Is Ultrasonography a Reliable Approach for the Evaluation of Carpal Tunnel Syndrome in Patients With Mucopolysaccharidosis?


Koç Yekedüz M., KÖSE E., İNCİ A., Yüksel M. F., DOĞULU N., Şen Akova B., ...More

Pediatric Neurology, vol.155, pp.171-176, 2024 (SCI-Expanded) identifier identifier

  • Publication Type: Article / Article
  • Volume: 155
  • Publication Date: 2024
  • Doi Number: 10.1016/j.pediatrneurol.2024.03.032
  • Journal Name: Pediatric Neurology
  • Journal Indexes: Science Citation Index Expanded (SCI-EXPANDED), Scopus, Academic Search Premier, CAB Abstracts, CINAHL, MEDLINE, Veterinary Science Database
  • Page Numbers: pp.171-176
  • Keywords: Carpal tunnel syndrome, Mucopolysaccharidosis, Nerve conduction study, Ultrasonography
  • Ankara University Affiliated: Yes

Abstract

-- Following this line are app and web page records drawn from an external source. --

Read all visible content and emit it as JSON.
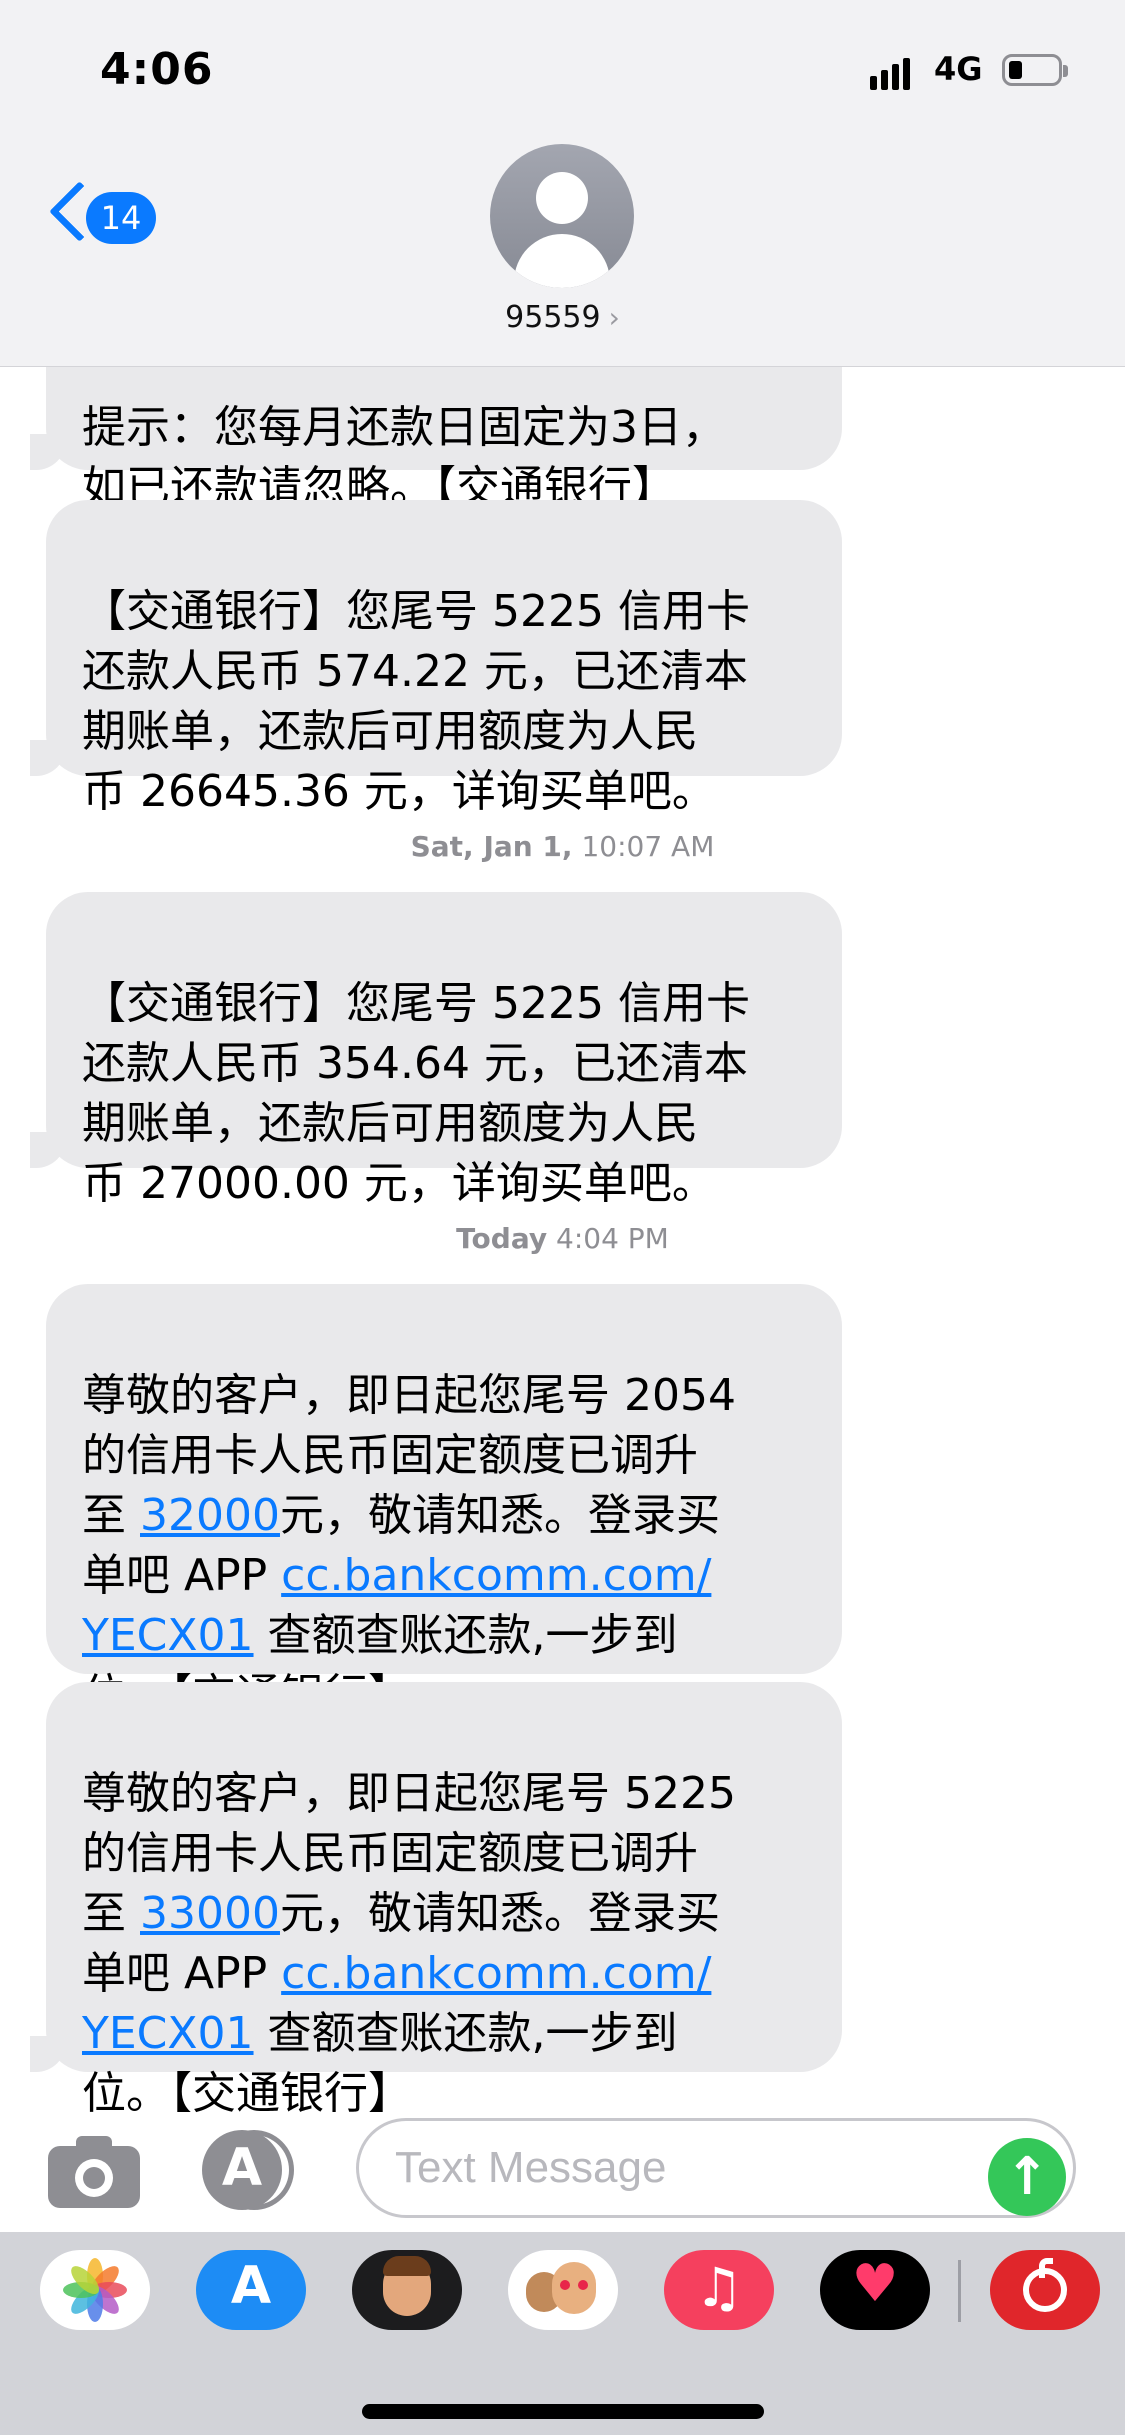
{
  "status_bar": {
    "time": "4:06",
    "network": "4G",
    "battery_level": 0.2
  },
  "header": {
    "unread_count": "14",
    "contact": "95559",
    "contact_chevron": "›"
  },
  "messages": [
    {
      "text": "提示：您每月还款日固定为3日，\n如已还款请忽略。【交通银行】"
    },
    {
      "text": "【交通银行】您尾号 5225 信用卡\n还款人民币 574.22 元，已还清本\n期账单，还款后可用额度为人民\n币 26645.36 元，详询买单吧。"
    },
    {
      "text": "【交通银行】您尾号 5225 信用卡\n还款人民币 354.64 元，已还清本\n期账单，还款后可用额度为人民\n币 27000.00 元，详询买单吧。"
    },
    {
      "pre": "尊敬的客户，即日起您尾号 2054\n的信用卡人民币固定额度已调升\n至 ",
      "amount": "32000",
      "mid": "元，敬请知悉。登录买\n单吧 APP ",
      "link1": "cc.bankcomm.com/",
      "link2": "YECX01",
      "post": " 查额查账还款,一步到\n位。【交通银行】"
    },
    {
      "pre": "尊敬的客户，即日起您尾号 5225\n的信用卡人民币固定额度已调升\n至 ",
      "amount": "33000",
      "mid": "元，敬请知悉。登录买\n单吧 APP ",
      "link1": "cc.bankcomm.com/",
      "link2": "YECX01",
      "post": " 查额查账还款,一步到\n位。【交通银行】"
    }
  ],
  "timestamps": [
    {
      "day": "Sat, Jan 1,",
      "time": "10:07 AM"
    },
    {
      "day": "Today",
      "time": "4:04 PM"
    }
  ],
  "input": {
    "placeholder": "Text Message"
  },
  "send_glyph": "↑",
  "app_drawer": {
    "apps": [
      "photos-icon",
      "app-store-icon",
      "memoji-stickers-icon",
      "animoji-icon",
      "music-icon",
      "digital-touch-icon",
      "netease-music-icon"
    ]
  },
  "colors": {
    "accent": "#0a7aff",
    "bubble": "#e9e9eb",
    "send": "#34c759"
  }
}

Background: One of the most common causes of carpal tunnel syndrome (CTS) in childhood is mucopolysaccharidosis (MPS). While ultrasonography (US) can aid in the diagnosis of CTS in adult patients, there is limited experience of this in the pediatric group. We aimed to investigate the results of wrist ultrasonography, which may be a candidate alternative to electrophysiological examination. Methods: The participants were evaluated for symptoms, physical examination findings, electrophysiological tests and grayscale US. CTS was diagnosed in accordance with the American Academy of Orthopedic Surgeons Management of Carpal Tunnel Syndrome: Evidence-Based Clinical Practice Guideline. Results: Included in the study were 27 MPS patients aged 4.5–32 years and 30 healthy control subjects aged 4.3–26 years. Of the 54 wrists in the MPS group, 30 were diagnosed with CTS. The median cross-sectional area (CSA) at the proximal carpal tunnel, the CSA at the forearm, and the wrist-forearm ratio (WFR) were higher in the wrists of the MPS with CTS group than in those without CTS and the healthy control subjects. The WFR cutoff of ≥1.35, 56.6% (95% CI: 437.4–74.5) sensitivity, and 89.8% (95% CI: 81.0–95.5) specificity were consistent with a diagnosis of CTS (receiver operating characteristics analysis, area under the curve = 0.775, 95% CI: 0.673–0.877). Conclusion: Although the US provides results with unsatisfactory specificity and sensitivity, it is a candidate for further investigation for the diagnosis of CTS because it is an innovative, noninvasive, and more accessible method. WFR value may produce more meaningful results than wrist or forearm nerve area measurements.